Scientific background

Drug-induced liver injury (DILI) is among the most common ADRs, rendering the liver a priority target for drug safety studies [1]. Furthermore, liver toxicity has received particular attention as both European (EMA) and American (FDA) medical agencies have released regulatory guidelines to assess and interpret hepatotoxic signals in pre-clinical development [2]. As many hepatotoxicities only manifest rarely and only in specific patients, such side effects are often not seen until the drug has been on the market, sometimes for years, further increasing the withdrawal costs for the pharmaceutical industry. As a consequence, due to the proration of the expenses for these failed projects, the costs for each new chemical entity reaching marketing stage have been estimated at US$ 2.6 billion per new drug [3].

Thus, better tools are necessary for studying drug induced hepatotoxicity, and for understanding inter-individual differences in drug induced liver injury and liver diseases.

Cell lines and stem cell-derived hepatocytes have been discussed as potential models to detect drug-induced hepatotoxicity. Yet, hepatic cell lines exhibit very limited expression of most drug-metabolizing enzymes [4] and stem cell-derived hepatocytes retain fetal characteristics and do not present a relevant phenotype [5]. As a consequence, primary human hepatocytes (PHH) are considered the gold standard in vitro model system to study human drug-induced hepatotoxicity and liver diseases. However, when maintained in conventional 2D monolayer cultures, PHH dedifferentiate and lose hepatocyte-specific functions already after a few hours in culture,which significantly limits their utility for long-term functional studies. Thus, current cell culture systems do not provide a physiological setting for drug toxicity testing, which impairs the translatability of results obtained in vitro to man.

In the absence of relevant in vitro systems, animal models constitute a cornerstone to study liver pathobiology and to predict the effects of newly developed compounds in pre-clinical stages. Yet, the liver is an organ with pronounced species differences with regards to expression and catalytic activities of factors involved in drug absorption, distribution, metabolism and excretion (ADME). Thus, also animal models are endued with only limited predictive power of human in vivo pharmacokinetics.

 

References:

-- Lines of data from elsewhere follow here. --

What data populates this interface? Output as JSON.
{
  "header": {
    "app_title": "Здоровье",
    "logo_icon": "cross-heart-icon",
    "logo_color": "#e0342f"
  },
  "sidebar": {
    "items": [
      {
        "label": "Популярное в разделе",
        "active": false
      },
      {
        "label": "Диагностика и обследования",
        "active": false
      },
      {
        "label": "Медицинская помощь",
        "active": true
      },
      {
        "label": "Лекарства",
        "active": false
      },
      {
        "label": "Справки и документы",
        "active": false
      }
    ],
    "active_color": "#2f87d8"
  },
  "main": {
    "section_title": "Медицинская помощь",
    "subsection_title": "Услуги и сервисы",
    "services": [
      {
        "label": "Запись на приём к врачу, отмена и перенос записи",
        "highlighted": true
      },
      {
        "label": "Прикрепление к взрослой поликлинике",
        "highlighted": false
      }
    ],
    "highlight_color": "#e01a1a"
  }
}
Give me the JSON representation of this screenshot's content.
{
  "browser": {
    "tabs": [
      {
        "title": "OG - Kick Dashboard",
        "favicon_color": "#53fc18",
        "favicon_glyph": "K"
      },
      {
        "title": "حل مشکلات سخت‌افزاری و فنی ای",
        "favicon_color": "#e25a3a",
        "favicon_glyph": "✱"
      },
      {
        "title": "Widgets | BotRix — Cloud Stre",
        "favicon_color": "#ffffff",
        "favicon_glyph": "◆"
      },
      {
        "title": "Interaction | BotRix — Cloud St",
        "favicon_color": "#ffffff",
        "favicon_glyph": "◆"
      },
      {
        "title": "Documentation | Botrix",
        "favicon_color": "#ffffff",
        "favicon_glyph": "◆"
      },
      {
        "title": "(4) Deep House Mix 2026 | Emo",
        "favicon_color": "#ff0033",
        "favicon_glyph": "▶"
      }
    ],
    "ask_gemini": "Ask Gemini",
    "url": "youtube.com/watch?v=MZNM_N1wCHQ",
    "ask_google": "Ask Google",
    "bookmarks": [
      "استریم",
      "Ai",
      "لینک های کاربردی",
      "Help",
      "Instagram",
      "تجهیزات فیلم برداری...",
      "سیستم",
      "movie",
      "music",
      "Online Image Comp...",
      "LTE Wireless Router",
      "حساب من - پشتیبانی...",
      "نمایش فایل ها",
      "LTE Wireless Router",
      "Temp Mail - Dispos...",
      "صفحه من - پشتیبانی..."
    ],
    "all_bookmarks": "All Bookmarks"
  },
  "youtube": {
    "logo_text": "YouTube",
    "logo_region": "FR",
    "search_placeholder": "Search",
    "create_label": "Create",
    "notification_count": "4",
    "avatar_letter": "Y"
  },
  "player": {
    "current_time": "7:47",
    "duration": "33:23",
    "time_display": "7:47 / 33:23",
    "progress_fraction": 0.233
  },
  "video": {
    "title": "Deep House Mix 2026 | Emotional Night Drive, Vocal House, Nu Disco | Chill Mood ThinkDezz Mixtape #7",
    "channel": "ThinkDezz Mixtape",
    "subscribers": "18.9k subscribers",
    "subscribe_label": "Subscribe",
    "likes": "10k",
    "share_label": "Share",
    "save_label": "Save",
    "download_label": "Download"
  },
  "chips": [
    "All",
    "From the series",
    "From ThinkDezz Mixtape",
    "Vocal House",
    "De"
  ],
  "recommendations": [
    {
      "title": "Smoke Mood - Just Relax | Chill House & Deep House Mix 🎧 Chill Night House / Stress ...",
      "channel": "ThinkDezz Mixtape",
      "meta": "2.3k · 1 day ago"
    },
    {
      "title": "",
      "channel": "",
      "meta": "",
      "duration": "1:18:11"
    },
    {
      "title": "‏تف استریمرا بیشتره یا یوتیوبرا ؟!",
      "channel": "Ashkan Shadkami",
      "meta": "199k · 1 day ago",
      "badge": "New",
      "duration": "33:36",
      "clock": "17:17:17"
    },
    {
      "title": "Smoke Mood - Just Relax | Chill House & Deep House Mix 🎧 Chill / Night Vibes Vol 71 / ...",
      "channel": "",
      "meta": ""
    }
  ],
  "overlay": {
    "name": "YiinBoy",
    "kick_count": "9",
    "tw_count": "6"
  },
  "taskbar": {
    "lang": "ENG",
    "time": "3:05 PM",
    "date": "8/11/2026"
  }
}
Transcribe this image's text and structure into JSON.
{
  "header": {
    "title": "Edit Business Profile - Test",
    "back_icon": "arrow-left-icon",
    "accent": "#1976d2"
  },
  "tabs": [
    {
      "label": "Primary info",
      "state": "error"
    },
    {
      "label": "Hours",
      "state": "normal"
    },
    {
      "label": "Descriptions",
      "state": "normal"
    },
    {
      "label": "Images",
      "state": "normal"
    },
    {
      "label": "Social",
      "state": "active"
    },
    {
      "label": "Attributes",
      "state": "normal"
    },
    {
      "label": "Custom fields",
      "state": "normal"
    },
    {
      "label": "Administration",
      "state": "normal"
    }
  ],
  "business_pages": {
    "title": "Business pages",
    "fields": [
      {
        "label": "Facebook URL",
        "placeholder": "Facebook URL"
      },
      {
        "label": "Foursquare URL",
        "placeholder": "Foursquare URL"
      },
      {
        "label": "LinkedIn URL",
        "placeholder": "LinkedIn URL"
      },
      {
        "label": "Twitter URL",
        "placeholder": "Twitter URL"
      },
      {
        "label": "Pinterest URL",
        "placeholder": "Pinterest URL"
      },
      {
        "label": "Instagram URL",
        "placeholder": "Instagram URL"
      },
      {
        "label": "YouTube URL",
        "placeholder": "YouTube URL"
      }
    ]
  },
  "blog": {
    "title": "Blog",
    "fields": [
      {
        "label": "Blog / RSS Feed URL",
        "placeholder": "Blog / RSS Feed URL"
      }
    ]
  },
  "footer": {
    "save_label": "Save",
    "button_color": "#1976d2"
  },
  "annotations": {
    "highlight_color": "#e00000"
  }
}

1. Cook et al., Nat Rev Drug Discov, 2014

2. Hughes, Nat Rev Drug Discov, 2008

3. http://csdd.tufts.edu/files/uploads/cost_study_backgrounder

4. Donato et al., Curr Drug Metab, 2013

5. Baxter et al., J Hepatol, 2015